    "There are bonds of all sorts in this world of ours, Fetters of friendship and ties of flowers, And true-lover's knots, I ween; The boy and the girl are bound by a kiss, But there's never a bond of old friends like this--We have drunk from the same canteen."

I have, among our Plains photographs, a picture of one of the Western rivers, with no sort of tree or green thing growing on its banks. It is the dreariest picture I ever saw, and as it appears among the old photographs of merry groups taken in camp or on porches covered with our garrison family, it gives me a shudder even now. Among the photographs of the bright side of our life, this is the skeleton at the feast which comes up so persistently.

Since all rivers and streams in the States are fringed with trees, it is difficult to describe how strange some of our Western water-ways appeared without so much as a border of shrubs or reeds.
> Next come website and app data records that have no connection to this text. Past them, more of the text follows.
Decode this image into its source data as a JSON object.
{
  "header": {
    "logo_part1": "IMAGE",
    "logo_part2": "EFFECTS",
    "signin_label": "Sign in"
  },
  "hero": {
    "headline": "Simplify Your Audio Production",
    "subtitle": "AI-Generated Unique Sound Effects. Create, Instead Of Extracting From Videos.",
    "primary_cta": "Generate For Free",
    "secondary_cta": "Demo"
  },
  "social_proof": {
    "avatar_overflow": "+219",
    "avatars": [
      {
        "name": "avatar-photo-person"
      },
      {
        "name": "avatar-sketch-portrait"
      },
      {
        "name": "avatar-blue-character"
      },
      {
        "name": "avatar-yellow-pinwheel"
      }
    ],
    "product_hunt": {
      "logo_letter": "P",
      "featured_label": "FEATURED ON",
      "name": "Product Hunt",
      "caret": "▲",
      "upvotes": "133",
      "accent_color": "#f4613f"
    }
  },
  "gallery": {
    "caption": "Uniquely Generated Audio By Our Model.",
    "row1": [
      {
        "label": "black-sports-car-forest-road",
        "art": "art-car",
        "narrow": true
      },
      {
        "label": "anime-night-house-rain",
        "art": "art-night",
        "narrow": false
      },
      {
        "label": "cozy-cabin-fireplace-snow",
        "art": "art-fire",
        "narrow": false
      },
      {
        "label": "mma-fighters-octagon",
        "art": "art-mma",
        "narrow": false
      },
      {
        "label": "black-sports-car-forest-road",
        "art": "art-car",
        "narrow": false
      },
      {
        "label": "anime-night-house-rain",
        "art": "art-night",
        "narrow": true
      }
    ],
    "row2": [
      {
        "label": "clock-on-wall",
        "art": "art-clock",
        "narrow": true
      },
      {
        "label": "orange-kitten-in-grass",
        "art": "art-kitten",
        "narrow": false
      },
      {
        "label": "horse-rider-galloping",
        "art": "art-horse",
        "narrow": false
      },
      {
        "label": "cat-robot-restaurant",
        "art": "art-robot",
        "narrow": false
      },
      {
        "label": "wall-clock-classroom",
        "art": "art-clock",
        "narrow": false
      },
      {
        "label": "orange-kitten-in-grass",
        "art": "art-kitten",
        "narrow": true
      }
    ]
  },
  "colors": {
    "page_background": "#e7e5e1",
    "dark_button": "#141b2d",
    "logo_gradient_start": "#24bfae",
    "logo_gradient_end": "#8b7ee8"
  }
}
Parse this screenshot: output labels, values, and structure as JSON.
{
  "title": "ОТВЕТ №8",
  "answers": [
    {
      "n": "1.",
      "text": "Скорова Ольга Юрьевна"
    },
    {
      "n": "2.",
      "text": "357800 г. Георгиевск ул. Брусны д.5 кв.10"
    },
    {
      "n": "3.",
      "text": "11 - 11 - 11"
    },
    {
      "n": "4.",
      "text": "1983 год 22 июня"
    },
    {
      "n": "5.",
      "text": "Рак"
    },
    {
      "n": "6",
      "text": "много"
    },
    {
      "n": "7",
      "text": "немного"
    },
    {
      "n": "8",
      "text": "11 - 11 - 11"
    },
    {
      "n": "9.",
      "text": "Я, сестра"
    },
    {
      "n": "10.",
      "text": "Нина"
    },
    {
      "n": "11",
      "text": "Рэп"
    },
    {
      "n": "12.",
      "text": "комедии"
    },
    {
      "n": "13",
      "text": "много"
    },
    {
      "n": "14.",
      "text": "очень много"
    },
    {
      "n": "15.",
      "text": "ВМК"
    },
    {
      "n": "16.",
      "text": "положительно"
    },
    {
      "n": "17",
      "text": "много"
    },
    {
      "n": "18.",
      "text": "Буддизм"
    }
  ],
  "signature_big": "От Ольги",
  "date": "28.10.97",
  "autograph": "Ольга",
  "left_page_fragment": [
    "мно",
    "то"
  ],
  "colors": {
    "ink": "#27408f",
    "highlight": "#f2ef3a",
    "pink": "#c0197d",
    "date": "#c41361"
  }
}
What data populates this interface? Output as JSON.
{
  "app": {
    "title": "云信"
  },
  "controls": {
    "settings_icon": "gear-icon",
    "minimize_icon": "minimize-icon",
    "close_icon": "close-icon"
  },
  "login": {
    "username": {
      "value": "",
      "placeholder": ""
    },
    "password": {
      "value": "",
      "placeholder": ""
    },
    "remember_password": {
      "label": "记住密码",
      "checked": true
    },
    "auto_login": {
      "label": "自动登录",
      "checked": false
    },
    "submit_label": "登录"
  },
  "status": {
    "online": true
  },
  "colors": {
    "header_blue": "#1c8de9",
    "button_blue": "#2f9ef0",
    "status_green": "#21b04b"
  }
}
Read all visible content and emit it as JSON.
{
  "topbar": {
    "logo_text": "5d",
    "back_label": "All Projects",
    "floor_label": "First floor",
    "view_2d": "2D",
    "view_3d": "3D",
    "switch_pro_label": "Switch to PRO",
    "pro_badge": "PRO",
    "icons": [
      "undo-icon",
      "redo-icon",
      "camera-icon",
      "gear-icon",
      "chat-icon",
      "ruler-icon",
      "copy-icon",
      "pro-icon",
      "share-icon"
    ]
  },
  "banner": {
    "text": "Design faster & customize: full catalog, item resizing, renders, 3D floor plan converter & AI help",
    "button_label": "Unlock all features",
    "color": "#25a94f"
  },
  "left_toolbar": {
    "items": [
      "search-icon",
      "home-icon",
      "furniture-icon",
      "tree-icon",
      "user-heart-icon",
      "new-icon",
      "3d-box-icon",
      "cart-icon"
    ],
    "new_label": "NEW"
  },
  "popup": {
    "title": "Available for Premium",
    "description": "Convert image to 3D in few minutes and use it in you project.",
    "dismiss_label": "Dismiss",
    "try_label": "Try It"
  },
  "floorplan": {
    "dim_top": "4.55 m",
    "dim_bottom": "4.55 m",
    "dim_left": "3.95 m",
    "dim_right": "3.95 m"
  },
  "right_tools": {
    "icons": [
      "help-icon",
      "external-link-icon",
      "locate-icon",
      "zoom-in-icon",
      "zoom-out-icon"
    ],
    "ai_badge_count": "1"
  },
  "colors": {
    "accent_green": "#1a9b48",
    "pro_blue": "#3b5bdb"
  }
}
In looking over the country, as we ascended to a divide higher than the rest, the stream lay before us, winding on in the curving lines of our own Eastern rivers, but for miles and miles not a vestige of green bordered the banks. It seemed to me for all the world like an eye without an eyelash. It was strange, unnatural, weird. The white alkali was the only border, and that spread on into the scorched brown grass, too short to protect the traveler from the glare that was heightened by the sun in a cloudless sky. A tree was often a landmark, and was mentioned on the insufficient maps of the country, such as "Thousand-mile Tree," a name telling its own story; or, "Lone Tree," known as the only one within eighty miles, as was the one in Dakota, where so many Indians buried their dead.

What made those thirsty marches a thousand times worse was the alluring, aggravating mirage. This constantly deceived even old campaigners, and produced the most harrowing sort of illusions. Such a will-o'-the-wisp, too! for, as we believed ourselves approaching the blessed water, imagined the air was fresher, looked eagerly and expectantly for the brown, shriveled grass to grow green, off floated the deluding water farther and farther away.

As I try to write something of the sacrifices of the soldier, who will not speak of himself, and for whom so few have spoken, there comes to me another class of heroes, for whom my husband had such genuine admiration, and in whose behalf he gave up his life--our Western pioneer. A desperate sort of impatience overcomes me when I realize how incapable I am of paying them proper tribute. And yet how fast they are passing away, with no historians! and hordes of settlers are sweeping into the western States and Territories, quite unmindful of the soldiers and frontiersmen, who fought, step by step, to make room for the coming of the over-crowded population of the East. My otherwise charming journeys West now are sometimes marred by the desire I feel for calling the attention of the travelers, who are borne by steam swiftly over the Plains, to the places where so short a time since men toilsomely traveled in pursuit of homes. I want to ask those who journey for pleasure or for a new home, if they realize what men those were who took their lives in their hands and prepared the way.[H] Their privations are forgotten, or carelessly ignored, by those who now go in and possess the land. The graphic pens of Bret Harte and others, who have written of the frontier, arrest the attention of the Eastern man, and save from oblivion some of the noble characters of those early days. Still, these poets naturally seized for portraiture the picturesque, romantic characters who were miners or scouts--the isolated instances of desperate men who had gone West from love of adventure, or because of some tragic history in the States, that drove them to seek forgetfulness in a wild, unfettered existence beyond the pale of civilization.